╭─ Data section

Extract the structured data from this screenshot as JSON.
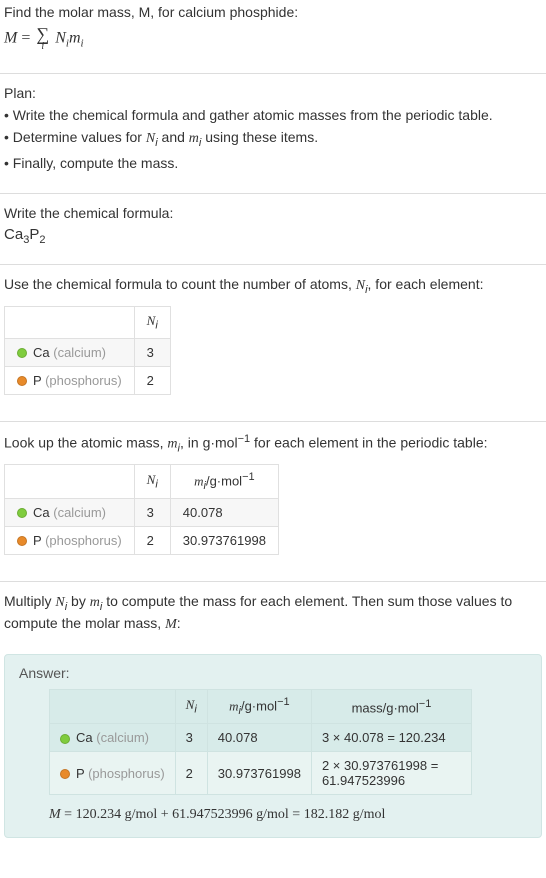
{
  "intro": {
    "line1": "Find the molar mass, M, for calcium phosphide:",
    "formula_lhs": "M",
    "formula_eq": " = ",
    "formula_rhs_var1": "N",
    "formula_rhs_var2": "m",
    "formula_sub": "i"
  },
  "plan": {
    "heading": "Plan:",
    "b1": "Write the chemical formula and gather atomic masses from the periodic table.",
    "b2_pre": "Determine values for ",
    "b2_n": "N",
    "b2_and": " and ",
    "b2_m": "m",
    "b2_post": " using these items.",
    "b3": "Finally, compute the mass."
  },
  "chemformula": {
    "heading": "Write the chemical formula:",
    "ca": "Ca",
    "ca_n": "3",
    "p": "P",
    "p_n": "2"
  },
  "count": {
    "heading_pre": "Use the chemical formula to count the number of atoms, ",
    "heading_var": "N",
    "heading_post": ", for each element:",
    "col_ni": "N",
    "ca_sym": "Ca",
    "ca_name": "(calcium)",
    "ca_n": "3",
    "p_sym": "P",
    "p_name": "(phosphorus)",
    "p_n": "2"
  },
  "lookup": {
    "heading_pre": "Look up the atomic mass, ",
    "heading_var": "m",
    "heading_mid": ", in g·mol",
    "heading_exp": "−1",
    "heading_post": " for each element in the periodic table:",
    "col_ni": "N",
    "col_mi": "m",
    "col_mi_unit": "/g·mol",
    "col_mi_exp": "−1",
    "ca_sym": "Ca",
    "ca_name": "(calcium)",
    "ca_n": "3",
    "ca_m": "40.078",
    "p_sym": "P",
    "p_name": "(phosphorus)",
    "p_n": "2",
    "p_m": "30.973761998"
  },
  "multiply": {
    "line_pre": "Multiply ",
    "n": "N",
    "by": " by ",
    "m": "m",
    "line_post": " to compute the mass for each element. Then sum those values to compute the molar mass, ",
    "mvar": "M",
    "colon": ":"
  },
  "answer": {
    "label": "Answer:",
    "col_ni": "N",
    "col_mi": "m",
    "col_mi_unit": "/g·mol",
    "col_exp": "−1",
    "col_mass": "mass/g·mol",
    "ca_sym": "Ca",
    "ca_name": "(calcium)",
    "ca_n": "3",
    "ca_m": "40.078",
    "ca_mass": "3 × 40.078 = 120.234",
    "p_sym": "P",
    "p_name": "(phosphorus)",
    "p_n": "2",
    "p_m": "30.973761998",
    "p_mass": "2 × 30.973761998 = 61.947523996",
    "final": "M = 120.234 g/mol + 61.947523996 g/mol = 182.182 g/mol"
  }
}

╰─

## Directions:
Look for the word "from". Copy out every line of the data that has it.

## Reply to the task:
Extract the structured data from this screenshot as JSON.
    "b1": "Write the chemical formula and gather atomic masses from the periodic table.",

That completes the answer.